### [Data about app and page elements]
# # # #
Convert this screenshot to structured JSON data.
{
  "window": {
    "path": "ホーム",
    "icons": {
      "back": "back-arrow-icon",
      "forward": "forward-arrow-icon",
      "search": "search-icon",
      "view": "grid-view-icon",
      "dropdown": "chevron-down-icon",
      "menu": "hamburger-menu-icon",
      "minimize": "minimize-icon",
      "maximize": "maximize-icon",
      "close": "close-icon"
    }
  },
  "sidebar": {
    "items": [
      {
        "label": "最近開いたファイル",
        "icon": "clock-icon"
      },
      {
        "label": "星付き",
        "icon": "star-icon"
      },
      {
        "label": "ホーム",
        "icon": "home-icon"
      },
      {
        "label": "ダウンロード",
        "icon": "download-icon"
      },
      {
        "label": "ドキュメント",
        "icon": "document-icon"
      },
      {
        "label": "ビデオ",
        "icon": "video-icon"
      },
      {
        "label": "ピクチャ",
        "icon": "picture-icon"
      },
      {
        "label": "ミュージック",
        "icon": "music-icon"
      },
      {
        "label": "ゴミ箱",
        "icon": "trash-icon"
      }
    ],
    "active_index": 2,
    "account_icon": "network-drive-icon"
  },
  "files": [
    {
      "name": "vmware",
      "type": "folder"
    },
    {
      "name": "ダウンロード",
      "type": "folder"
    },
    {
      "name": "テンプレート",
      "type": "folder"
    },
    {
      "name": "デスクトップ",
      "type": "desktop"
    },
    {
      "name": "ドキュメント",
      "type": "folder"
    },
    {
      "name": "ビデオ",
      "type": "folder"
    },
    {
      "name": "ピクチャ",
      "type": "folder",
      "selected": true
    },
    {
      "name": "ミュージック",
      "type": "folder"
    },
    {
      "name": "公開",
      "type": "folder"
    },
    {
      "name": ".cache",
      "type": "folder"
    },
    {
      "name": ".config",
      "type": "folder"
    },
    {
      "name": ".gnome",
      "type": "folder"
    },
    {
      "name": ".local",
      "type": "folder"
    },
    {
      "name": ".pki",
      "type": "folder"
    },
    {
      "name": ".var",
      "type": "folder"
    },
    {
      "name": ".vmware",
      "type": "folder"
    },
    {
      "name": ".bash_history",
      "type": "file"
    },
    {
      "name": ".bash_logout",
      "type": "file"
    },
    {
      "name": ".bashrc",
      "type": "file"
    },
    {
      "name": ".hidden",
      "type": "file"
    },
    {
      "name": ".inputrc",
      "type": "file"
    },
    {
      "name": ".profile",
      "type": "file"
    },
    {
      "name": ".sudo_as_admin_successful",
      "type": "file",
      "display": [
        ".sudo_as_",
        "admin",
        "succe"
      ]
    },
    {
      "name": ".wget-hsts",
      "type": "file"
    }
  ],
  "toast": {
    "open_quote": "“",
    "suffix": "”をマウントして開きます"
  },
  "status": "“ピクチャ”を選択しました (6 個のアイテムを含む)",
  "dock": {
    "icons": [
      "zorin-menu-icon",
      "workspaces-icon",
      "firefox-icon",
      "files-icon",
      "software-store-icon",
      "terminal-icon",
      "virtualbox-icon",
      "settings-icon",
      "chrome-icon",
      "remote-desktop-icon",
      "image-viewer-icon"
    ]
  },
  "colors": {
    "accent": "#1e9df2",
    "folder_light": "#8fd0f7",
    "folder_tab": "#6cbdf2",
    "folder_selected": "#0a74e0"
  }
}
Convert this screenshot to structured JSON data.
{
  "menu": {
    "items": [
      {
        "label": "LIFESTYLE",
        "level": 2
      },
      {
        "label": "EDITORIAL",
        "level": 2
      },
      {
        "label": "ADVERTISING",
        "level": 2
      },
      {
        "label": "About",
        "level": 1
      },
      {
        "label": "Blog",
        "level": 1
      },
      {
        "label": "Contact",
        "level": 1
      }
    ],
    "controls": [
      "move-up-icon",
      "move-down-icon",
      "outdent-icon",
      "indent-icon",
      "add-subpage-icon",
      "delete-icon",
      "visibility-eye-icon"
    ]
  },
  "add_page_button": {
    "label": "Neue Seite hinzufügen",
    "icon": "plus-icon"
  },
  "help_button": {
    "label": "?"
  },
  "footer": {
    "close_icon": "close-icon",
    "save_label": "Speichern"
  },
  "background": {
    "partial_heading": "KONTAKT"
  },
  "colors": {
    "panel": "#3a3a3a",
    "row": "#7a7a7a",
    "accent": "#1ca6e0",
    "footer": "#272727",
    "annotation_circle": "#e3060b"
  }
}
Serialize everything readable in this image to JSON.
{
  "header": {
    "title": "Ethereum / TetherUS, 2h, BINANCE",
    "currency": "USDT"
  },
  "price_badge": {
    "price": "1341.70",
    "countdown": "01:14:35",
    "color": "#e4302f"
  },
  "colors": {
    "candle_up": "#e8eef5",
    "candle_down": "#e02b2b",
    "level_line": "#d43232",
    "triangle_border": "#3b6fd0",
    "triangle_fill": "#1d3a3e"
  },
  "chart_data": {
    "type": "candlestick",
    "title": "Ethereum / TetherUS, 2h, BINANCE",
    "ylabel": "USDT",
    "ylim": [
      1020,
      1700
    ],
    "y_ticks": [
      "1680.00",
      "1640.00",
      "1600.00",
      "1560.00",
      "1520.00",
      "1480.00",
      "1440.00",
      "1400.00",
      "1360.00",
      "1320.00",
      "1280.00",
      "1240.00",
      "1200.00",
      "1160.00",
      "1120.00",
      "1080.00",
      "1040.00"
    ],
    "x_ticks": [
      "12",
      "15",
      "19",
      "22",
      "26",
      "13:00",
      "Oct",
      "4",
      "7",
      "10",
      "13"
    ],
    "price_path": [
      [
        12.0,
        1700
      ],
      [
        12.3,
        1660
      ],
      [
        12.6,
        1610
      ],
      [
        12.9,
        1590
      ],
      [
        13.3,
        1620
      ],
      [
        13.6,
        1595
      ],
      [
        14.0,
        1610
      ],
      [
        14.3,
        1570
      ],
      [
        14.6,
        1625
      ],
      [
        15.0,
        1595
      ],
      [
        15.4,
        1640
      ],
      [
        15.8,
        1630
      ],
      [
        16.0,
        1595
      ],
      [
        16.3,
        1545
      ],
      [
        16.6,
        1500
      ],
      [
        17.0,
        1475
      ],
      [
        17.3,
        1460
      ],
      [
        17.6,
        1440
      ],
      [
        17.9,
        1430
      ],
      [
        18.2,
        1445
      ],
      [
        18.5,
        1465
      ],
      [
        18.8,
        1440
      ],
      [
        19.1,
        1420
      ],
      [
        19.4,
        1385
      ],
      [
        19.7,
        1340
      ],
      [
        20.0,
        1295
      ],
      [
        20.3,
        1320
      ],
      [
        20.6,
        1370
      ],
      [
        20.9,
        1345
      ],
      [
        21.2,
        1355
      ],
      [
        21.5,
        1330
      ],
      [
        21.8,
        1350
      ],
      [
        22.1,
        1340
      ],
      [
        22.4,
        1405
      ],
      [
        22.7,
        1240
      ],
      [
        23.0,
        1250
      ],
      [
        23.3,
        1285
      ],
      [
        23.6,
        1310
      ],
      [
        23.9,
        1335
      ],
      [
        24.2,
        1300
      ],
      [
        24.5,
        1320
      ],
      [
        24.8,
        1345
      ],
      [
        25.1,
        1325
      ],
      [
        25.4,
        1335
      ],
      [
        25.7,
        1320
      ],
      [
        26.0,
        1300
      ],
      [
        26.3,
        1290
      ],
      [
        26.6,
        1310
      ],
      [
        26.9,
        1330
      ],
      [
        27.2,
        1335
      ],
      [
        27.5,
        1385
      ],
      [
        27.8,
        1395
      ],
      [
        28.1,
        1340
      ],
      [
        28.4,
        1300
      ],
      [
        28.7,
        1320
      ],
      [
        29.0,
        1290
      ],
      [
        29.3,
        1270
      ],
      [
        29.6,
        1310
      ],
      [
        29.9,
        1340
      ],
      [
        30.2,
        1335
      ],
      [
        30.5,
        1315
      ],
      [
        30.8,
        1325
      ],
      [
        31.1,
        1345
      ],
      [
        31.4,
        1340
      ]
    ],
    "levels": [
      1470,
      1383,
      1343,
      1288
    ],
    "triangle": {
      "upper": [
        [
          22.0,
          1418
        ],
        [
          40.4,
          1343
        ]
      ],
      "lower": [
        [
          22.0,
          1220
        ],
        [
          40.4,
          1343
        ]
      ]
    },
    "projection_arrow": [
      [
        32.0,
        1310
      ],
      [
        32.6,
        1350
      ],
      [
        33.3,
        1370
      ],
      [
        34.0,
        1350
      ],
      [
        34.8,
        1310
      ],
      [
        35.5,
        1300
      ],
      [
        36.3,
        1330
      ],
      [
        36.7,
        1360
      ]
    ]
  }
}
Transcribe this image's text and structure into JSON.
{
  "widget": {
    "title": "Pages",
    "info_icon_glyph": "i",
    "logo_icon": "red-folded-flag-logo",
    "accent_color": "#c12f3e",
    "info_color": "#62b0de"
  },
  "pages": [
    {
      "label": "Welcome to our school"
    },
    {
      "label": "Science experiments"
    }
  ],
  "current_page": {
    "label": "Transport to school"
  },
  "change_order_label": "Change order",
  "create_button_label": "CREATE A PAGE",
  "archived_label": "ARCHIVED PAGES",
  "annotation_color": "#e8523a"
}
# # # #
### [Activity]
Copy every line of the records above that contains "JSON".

### [Final answer]
Convert this screenshot to structured JSON data.
Convert this screenshot to structured JSON data.
Serialize everything readable in this image to JSON.
Transcribe this image's text and structure into JSON.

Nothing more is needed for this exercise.